“We have a recurring bill when we hire people, and it has to be sustainable,” he said. “We don’t need a record workforce, we need an efficient workforce that provides high quality services. “
Mr Adams, a former police captain who broadcast a public safety message, said he intended to be more frugal. He often speaks of finding efficiencies in government and has called for a two-year hiring freeze and spending cuts in each agency by 3-5%.
Mr. Adams recently created a new post called the “Efficiency Czar” and appointed Melanie LaRocca, Commissioner of the Ministry of Buildings, to this post.
“Unfortunately, inefficiency currently plagues our municipal agencies,” Adams said when announcing his appointment. “Making the government more responsive and streamlined will be one of my top priorities as mayor. “
At the same time, Mr. Adams was strongly supported by District Council 37, the city’s largest union of public servants, representing 150,000 members and 50,000 retirees. The union spent about $ 1 million to help Adams during the hotly contested June primary; after his victory, union executive director Henry Garrido called Adams a “champion of essential workers”.
Indeed, municipal collective agreements will be another early challenge for Mr. Adams. The Independent Budget Office estimates that a 1% wage hike could cost the city around $ 600 million in the next fiscal year.
The leader of a major police union, Patrick J. Lynch – whose union supported Adams and two other moderate candidates in the Democratic primary in June – has already called for an increase in the number of police officers.
New York Mayor Eric Adams’ new administration
Mr Lynch pointed to an editorial published in 2019 by Mr Adams in the New York Daily News that officers deserved salary increases comparable to those in other cities and that becoming an officer had provided Mr Adams with “a pathway towards the middle class. “
“We intend to keep his word,” said Lynch.
Under Mayor de Blasio, the education department has grown by around 9,800 employees since 2014, mainly through the expansion of the mayor’s preschool for 3 and 4 year olds.
But other services have also grown: the fire department has 1,500 more employees, which the city says has beefed up ambulance personnel and reduced response times, and the health department has 1,000 more. . Information technology increased by 42% and transport service by 16%, thanks to the mayor’s “Vision Zero” road safety plan.
Mr de Blasio’s final budget also increased police department spending by $ 200 million, including a $ 166 million increase for overtime, bringing police spending to a total of $ 5.6 billion. of dollars.

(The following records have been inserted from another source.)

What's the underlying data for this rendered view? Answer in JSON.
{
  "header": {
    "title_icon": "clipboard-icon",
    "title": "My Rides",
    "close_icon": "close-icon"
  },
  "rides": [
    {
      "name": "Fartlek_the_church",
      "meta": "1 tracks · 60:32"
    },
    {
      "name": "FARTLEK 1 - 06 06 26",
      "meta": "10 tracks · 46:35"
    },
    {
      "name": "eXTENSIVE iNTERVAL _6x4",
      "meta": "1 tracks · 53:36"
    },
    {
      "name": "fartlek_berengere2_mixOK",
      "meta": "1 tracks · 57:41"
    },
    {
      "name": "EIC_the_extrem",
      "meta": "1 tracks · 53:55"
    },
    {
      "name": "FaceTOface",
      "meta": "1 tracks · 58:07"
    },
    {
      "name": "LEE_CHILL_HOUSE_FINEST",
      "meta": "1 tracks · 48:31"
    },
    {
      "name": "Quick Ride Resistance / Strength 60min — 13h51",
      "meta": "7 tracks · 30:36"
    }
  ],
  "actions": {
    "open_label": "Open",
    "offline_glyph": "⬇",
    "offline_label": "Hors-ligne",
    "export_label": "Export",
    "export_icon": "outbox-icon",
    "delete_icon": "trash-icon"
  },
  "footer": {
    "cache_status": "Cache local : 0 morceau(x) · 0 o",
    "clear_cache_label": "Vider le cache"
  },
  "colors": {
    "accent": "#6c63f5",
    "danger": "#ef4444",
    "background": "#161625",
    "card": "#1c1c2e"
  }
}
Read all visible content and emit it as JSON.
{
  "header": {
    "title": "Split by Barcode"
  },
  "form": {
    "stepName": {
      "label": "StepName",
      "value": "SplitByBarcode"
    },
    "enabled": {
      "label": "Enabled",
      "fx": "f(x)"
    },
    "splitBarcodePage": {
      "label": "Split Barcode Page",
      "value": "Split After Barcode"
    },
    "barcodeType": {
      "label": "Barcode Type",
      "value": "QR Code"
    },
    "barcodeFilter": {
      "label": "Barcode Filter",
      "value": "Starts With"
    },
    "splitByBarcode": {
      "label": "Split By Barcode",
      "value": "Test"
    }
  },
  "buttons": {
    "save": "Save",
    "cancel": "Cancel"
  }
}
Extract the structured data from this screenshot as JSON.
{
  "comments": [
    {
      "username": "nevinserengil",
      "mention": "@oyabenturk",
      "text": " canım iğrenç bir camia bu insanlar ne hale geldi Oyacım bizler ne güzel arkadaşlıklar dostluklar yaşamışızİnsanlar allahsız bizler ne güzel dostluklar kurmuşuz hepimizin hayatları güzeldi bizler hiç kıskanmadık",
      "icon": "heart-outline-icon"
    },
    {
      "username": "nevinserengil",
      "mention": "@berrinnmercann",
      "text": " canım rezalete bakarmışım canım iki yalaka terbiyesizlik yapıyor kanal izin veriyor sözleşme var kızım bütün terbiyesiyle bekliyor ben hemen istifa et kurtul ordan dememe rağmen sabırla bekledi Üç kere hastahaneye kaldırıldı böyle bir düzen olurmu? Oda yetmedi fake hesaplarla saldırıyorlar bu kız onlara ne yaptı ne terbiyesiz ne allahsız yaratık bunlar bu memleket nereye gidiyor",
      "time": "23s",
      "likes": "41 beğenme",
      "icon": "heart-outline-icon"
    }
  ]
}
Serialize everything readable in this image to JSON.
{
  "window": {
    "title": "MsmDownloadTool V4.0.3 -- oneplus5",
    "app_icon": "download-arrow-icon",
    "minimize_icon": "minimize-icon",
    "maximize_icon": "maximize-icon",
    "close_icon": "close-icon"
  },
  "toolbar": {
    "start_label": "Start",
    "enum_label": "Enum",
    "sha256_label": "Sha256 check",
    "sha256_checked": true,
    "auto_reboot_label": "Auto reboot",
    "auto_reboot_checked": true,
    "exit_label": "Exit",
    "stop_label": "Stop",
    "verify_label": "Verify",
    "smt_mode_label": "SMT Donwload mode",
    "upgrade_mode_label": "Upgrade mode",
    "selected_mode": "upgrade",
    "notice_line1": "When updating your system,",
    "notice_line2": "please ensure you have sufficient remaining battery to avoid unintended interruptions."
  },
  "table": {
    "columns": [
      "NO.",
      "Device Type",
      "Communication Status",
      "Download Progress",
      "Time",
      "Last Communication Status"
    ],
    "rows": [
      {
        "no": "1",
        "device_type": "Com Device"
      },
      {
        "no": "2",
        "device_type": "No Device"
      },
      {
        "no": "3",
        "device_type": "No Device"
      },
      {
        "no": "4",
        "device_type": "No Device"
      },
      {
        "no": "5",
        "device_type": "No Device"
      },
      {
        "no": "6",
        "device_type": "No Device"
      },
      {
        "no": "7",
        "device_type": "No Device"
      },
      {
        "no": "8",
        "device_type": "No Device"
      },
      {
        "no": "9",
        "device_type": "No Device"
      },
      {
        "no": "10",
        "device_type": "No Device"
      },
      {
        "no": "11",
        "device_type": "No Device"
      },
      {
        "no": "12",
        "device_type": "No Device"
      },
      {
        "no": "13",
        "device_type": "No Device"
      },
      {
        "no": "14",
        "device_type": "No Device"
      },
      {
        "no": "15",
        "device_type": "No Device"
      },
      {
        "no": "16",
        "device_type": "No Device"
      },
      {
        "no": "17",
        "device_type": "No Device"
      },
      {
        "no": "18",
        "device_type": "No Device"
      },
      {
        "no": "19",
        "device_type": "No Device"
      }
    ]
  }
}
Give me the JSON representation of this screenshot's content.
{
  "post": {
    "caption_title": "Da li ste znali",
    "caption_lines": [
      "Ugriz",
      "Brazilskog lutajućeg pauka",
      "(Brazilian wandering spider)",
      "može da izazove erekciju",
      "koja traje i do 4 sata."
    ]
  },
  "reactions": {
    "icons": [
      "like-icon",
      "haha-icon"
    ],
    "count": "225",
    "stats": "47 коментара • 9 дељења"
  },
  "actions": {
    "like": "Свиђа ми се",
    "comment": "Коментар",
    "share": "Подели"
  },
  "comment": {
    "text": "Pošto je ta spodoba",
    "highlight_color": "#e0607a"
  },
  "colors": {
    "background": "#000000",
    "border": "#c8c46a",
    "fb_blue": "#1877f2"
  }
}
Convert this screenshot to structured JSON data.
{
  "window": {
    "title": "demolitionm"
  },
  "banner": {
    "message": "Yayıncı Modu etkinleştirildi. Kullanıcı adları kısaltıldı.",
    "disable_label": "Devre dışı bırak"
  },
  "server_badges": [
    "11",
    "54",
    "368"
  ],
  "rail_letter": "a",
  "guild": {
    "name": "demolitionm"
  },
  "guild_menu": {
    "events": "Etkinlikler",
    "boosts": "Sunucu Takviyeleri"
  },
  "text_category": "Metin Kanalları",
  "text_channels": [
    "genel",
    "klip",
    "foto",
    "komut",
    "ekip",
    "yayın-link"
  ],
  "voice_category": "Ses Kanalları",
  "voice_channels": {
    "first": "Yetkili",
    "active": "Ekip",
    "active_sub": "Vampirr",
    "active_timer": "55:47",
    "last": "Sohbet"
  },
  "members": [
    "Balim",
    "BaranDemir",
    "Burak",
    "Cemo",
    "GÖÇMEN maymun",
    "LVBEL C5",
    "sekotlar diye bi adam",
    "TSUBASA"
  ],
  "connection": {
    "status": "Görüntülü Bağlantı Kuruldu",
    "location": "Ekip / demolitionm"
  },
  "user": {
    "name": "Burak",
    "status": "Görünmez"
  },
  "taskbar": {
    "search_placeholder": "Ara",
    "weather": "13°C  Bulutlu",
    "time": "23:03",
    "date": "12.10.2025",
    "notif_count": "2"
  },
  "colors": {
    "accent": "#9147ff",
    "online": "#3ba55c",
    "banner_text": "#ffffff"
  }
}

Mr Adams criticized the leftist “defund the police” movement but said he wanted to cut the department’s spending on overtime.
The New York Post editorial board said Mr. de Blasio was leaving Mr. Adams, his political ally, with a “looming tax nightmare.” Joe Borelli, the new Republican minority leader on city council, said de Blasio had treated the city’s budget “the same way rock bands treat hotel rooms.”
Earlier this month, Mr de Blasio, who plans to run for governor in 2022, defended his liberal spending and recruiting, arguing it was part of his efforts to reduce income inequality and more recently to help the city recover from the pandemic. .
“The fact that New York City, before our administration, was not spending resources on early childhood education was absolutely missing the mark,” de Blasio told reporters.
Asked about programs like 3-K that don’t have long-term funding sources, Mr de Blasio said he believed Mr Adams would make those programs a priority.
“What happens in the future is if something is really a priority, then this is where the first resources go, and this is what has to happen,” he said. .
But the city’s tax base is uncertain as another wave of coronavirus cases and views on work and commuting are being re-examined, said George Sweeting, deputy director of the Independent Budget Office. Mr Sweeting said he was concerned about the future costs of retiree health benefits: the city has not put enough money aside to fund them safely, he said.
“These costs increase and may consume more of the budget over time,” he said.